WHAT THE TASK REQUIRES: In this exercise, every entry is to be copied exactly.

———

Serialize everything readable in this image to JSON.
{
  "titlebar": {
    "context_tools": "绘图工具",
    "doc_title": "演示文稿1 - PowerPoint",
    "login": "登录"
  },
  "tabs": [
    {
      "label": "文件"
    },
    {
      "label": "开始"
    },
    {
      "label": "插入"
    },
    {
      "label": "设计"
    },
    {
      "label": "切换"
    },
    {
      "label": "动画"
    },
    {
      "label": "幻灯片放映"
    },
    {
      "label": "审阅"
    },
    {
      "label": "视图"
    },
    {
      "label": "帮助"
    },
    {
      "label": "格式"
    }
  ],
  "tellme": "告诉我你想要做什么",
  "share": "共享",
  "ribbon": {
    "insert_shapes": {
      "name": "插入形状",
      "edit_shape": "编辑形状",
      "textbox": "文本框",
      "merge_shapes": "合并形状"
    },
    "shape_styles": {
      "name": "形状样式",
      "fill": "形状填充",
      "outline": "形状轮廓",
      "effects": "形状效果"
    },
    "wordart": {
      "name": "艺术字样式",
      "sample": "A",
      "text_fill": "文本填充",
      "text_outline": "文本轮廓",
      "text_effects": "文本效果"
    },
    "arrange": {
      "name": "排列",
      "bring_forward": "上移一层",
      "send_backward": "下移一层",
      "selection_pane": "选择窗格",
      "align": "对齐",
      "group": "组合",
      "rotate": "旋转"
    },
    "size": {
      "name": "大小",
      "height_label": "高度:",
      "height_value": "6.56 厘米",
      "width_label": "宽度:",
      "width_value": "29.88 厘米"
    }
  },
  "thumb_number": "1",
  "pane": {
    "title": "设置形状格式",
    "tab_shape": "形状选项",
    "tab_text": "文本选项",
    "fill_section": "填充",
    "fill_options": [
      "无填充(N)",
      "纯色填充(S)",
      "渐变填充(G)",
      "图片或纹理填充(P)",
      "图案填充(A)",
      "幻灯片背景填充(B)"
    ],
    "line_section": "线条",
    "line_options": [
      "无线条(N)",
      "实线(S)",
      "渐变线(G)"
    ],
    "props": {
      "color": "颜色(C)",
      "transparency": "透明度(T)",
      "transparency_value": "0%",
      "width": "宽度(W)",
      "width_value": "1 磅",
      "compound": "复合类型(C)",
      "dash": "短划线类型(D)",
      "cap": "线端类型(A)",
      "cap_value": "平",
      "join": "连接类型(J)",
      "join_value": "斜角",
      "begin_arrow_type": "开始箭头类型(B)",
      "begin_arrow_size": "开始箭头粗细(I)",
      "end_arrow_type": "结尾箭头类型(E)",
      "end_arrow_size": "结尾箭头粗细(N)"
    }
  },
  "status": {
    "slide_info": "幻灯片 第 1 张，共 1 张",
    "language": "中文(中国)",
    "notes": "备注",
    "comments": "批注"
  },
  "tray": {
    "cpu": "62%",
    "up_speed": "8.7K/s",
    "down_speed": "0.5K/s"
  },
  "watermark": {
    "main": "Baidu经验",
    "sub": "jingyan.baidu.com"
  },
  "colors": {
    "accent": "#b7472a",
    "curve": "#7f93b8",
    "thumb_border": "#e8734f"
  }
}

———

SOLUTION FOR THIS EXERCISE:
Serialize everything readable in this image to JSON.
{
  "titlebar": {
    "context_tools": "绘图工具",
    "doc_title": "演示文稿1 - PowerPoint",
    "login": "登录"
  },
  "tabs": [
    {
      "label": "文件"
    },
    {
      "label": "开始"
    },
    {
      "label": "插入"
    },
    {
      "label": "设计"
    },
    {
      "label": "切换"
    },
    {
      "label": "动画"
    },
    {
      "label": "幻灯片放映"
    },
    {
      "label": "审阅"
    },
    {
      "label": "视图"
    },
    {
      "label": "帮助"
    },
    {
      "label": "格式"
    }
  ],
  "tellme": "告诉我你想要做什么",
  "share": "共享",
  "ribbon": {
    "insert_shapes": {
      "name": "插入形状",
      "edit_shape": "编辑形状",
      "textbox": "文本框",
      "merge_shapes": "合并形状"
    },
    "shape_styles": {
      "name": "形状样式",
      "fill": "形状填充",
      "outline": "形状轮廓",
      "effects": "形状效果"
    },
    "wordart": {
      "name": "艺术字样式",
      "sample": "A",
      "text_fill": "文本填充",
      "text_outline": "文本轮廓",
      "text_effects": "文本效果"
    },
    "arrange": {
      "name": "排列",
      "bring_forward": "上移一层",
      "send_backward": "下移一层",
      "selection_pane": "选择窗格",
      "align": "对齐",
      "group": "组合",
      "rotate": "旋转"
    },
    "size": {
      "name": "大小",
      "height_label": "高度:",
      "height_value": "6.56 厘米",
      "width_label": "宽度:",
      "width_value": "29.88 厘米"
    }
  },
  "thumb_number": "1",
  "pane": {
    "title": "设置形状格式",
    "tab_shape": "形状选项",
    "tab_text": "文本选项",
    "fill_section": "填充",
    "fill_options": [
      "无填充(N)",
      "纯色填充(S)",
      "渐变填充(G)",
      "图片或纹理填充(P)",
      "图案填充(A)",
      "幻灯片背景填充(B)"
    ],
    "line_section": "线条",
    "line_options": [
      "无线条(N)",
      "实线(S)",
      "渐变线(G)"
    ],
    "props": {
      "color": "颜色(C)",
      "transparency": "透明度(T)",
      "transparency_value": "0%",
      "width": "宽度(W)",
      "width_value": "1 磅",
      "compound": "复合类型(C)",
      "dash": "短划线类型(D)",
      "cap": "线端类型(A)",
      "cap_value": "平",
      "join": "连接类型(J)",
      "join_value": "斜角",
      "begin_arrow_type": "开始箭头类型(B)",
      "begin_arrow_size": "开始箭头粗细(I)",
      "end_arrow_type": "结尾箭头类型(E)",
      "end_arrow_size": "结尾箭头粗细(N)"
    }
  },
  "status": {
    "slide_info": "幻灯片 第 1 张，共 1 张",
    "language": "中文(中国)",
    "notes": "备注",
    "comments": "批注"
  },
  "tray": {
    "cpu": "62%",
    "up_speed": "8.7K/s",
    "down_speed": "0.5K/s"
  },
  "watermark": {
    "main": "Baidu经验",
    "sub": "jingyan.baidu.com"
  },
  "colors": {
    "accent": "#b7472a",
    "curve": "#7f93b8",
    "thumb_border": "#e8734f"
  }
}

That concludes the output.